## Page and application data records

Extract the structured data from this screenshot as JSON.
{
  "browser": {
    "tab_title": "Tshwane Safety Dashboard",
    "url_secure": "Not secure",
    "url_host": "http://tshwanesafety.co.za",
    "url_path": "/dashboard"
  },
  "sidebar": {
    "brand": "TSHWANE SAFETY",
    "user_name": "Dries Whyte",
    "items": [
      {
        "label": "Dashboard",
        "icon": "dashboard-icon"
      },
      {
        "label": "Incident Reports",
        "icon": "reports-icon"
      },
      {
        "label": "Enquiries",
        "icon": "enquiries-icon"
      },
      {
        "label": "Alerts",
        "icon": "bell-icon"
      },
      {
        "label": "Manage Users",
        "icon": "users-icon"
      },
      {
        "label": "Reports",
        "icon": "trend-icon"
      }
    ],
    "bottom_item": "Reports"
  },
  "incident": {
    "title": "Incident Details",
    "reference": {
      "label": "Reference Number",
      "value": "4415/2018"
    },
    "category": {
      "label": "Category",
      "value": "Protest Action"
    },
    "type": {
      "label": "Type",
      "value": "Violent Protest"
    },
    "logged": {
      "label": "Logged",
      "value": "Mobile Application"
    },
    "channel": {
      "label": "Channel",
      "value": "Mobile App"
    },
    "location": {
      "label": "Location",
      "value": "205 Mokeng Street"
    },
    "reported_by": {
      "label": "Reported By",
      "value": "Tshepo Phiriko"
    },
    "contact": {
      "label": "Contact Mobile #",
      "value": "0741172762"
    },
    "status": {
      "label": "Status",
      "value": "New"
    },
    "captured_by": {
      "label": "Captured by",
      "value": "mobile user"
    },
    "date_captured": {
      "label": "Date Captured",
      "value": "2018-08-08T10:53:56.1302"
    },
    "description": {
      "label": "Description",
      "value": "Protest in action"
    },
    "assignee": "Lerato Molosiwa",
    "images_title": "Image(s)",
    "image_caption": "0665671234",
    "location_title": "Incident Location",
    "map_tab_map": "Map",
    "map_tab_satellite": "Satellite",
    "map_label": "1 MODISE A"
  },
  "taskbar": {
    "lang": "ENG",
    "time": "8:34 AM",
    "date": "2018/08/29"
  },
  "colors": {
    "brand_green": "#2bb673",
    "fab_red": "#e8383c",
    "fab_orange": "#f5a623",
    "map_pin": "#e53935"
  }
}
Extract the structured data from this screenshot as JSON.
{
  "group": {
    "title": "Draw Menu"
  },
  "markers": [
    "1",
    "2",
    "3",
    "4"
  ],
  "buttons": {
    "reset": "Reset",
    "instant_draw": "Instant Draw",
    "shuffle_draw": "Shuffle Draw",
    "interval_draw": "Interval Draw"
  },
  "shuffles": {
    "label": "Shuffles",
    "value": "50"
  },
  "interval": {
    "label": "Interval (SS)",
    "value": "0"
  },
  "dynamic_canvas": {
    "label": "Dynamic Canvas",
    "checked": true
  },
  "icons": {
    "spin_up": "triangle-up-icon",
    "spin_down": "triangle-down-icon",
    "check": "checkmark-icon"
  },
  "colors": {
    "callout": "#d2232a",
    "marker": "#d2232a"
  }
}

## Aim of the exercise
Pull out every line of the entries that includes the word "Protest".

## Solution to this exercise
      "value": "Protest Action"
      "value": "Violent Protest"
      "value": "Protest in action"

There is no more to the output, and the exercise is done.